I would like to see, however, the encyclopedic version, one which finds the common points between those who do say no, and how they are separated from those who go along.  I’d like to see serious probing of some of those Press only mentions in passing —  Hugh Thompson, for example, the helicopter pilot at My Lai who forcibly stopped the massacre taking place and other soldiers who are said to have refused to participate, Joseph Darby who revealed the torture and abuse at Abu Ghraib,  Paul Rusesabagina of Rwanda, more about Darrel Vandeveld, senior prosecutor at Guantanamo Bay prison, who was drummed out of the military for his resistance to prosecuting those who had been tortured.

I’d like to know more about the importance of separation from the consequences of actions in providing a deniable cover.  It occurs to me, for example, that the draft resisters in the Vietnam war were able to say no, largely on the basis of film footage; they did not have to be put in a fire-fight to see the effects of pulling a trigger. Yet millions saw the same footage and acquiesced in supporting the war.  The perpetrators at Abu Ghraib were certainly up close and personal — which did nothing to make less-likely the abuse they meted out.  I’d like to know more about empathy, powerful in some and weak in others — but also the ability to respond to its promptings.  Press chose four whom whom he describes as non-ideological in their resistance, but what of those — the Quakers, the Seventh Day Adventists– who act out of deep and long inculcated feeling?  Why haven’t the teachings of Christ made  a similar impact on other Christians?  Or, what happened to the thousands of fiercely pacifist Europeans, including determined anarchists, once WW I began, and they (mostly) leaped into the fray — all their ideology left behind?

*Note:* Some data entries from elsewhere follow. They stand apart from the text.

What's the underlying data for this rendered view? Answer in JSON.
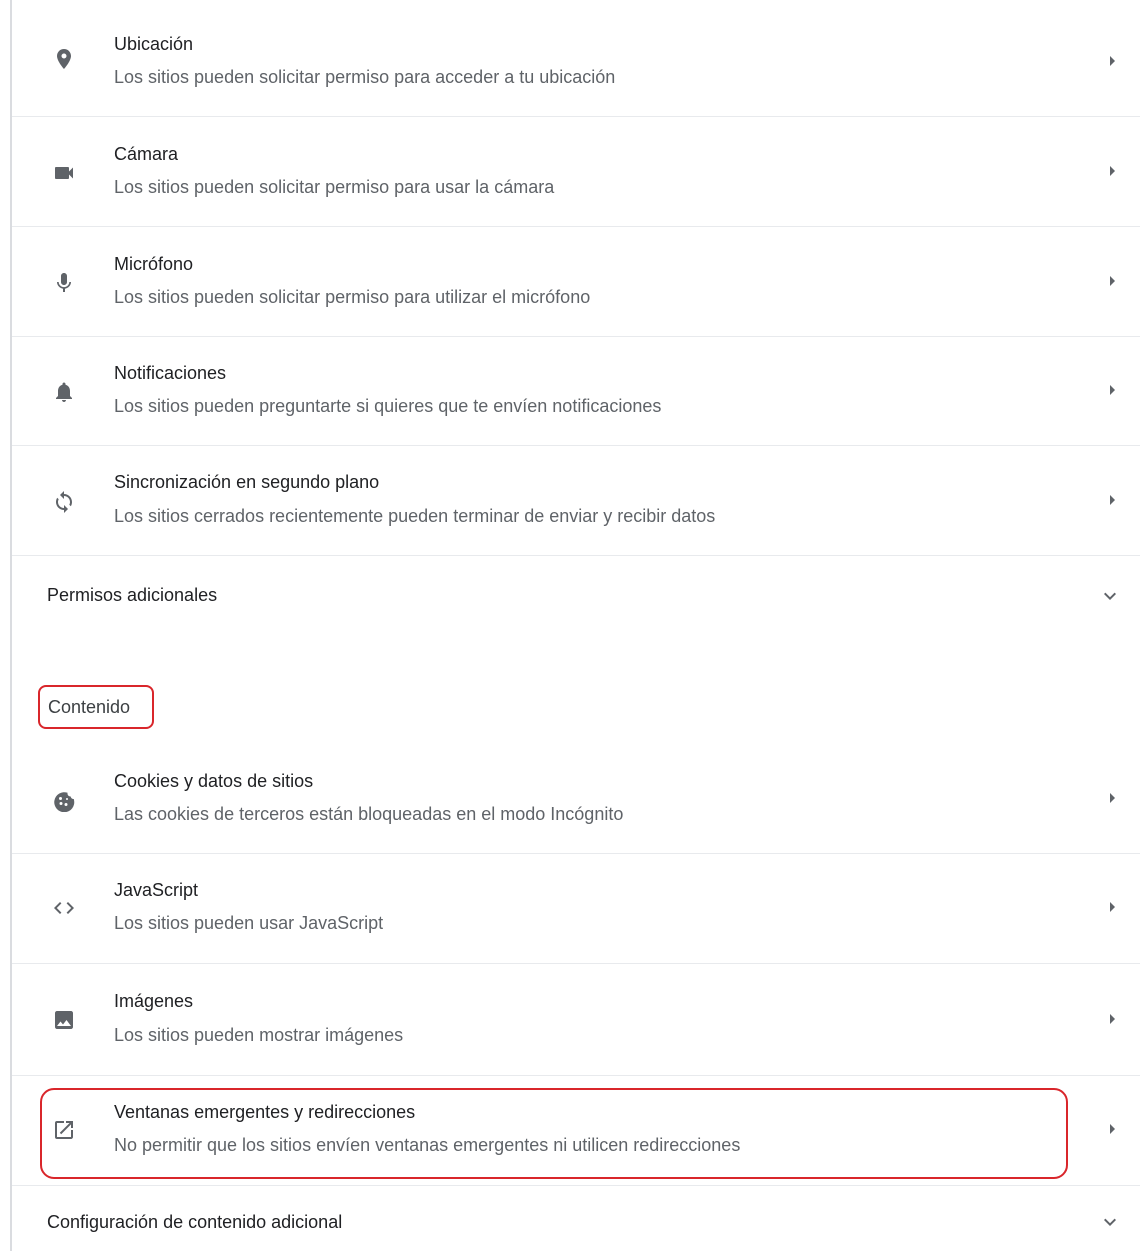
{
  "permissions": [
    {
      "icon": "location-pin-icon",
      "title": "Ubicación",
      "subtitle": "Los sitios pueden solicitar permiso para acceder a tu ubicación"
    },
    {
      "icon": "camera-icon",
      "title": "Cámara",
      "subtitle": "Los sitios pueden solicitar permiso para usar la cámara"
    },
    {
      "icon": "microphone-icon",
      "title": "Micrófono",
      "subtitle": "Los sitios pueden solicitar permiso para utilizar el micrófono"
    },
    {
      "icon": "bell-icon",
      "title": "Notificaciones",
      "subtitle": "Los sitios pueden preguntarte si quieres que te envíen notificaciones"
    },
    {
      "icon": "sync-icon",
      "title": "Sincronización en segundo plano",
      "subtitle": "Los sitios cerrados recientemente pueden terminar de enviar y recibir datos"
    }
  ],
  "additional_permissions_label": "Permisos adicionales",
  "content_heading": "Contenido",
  "content": [
    {
      "icon": "cookie-icon",
      "title": "Cookies y datos de sitios",
      "subtitle": "Las cookies de terceros están bloqueadas en el modo Incógnito"
    },
    {
      "icon": "code-icon",
      "title": "JavaScript",
      "subtitle": "Los sitios pueden usar JavaScript"
    },
    {
      "icon": "image-icon",
      "title": "Imágenes",
      "subtitle": "Los sitios pueden mostrar imágenes"
    },
    {
      "icon": "open-in-new-icon",
      "title": "Ventanas emergentes y redirecciones",
      "subtitle": "No permitir que los sitios envíen ventanas emergentes ni utilicen redirecciones"
    }
  ],
  "additional_content_label": "Configuración de contenido adicional",
  "highlight_color": "#d9262b"
}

Press offers a fine bibliography of academic studies of conformity and resistance , and a beginning list of people who have managed to stand against enormous social pressure but much more is known and could be collected.  Among the Chinese resisters to the draconian post-Mao state there are dozens who have risked as much as these examples from the west.  Russians could provide many more. Brave souls have stood in Africa against abuse and murder.

How is it that some are able to do this and most are not?  Let the stories continue and the research begin.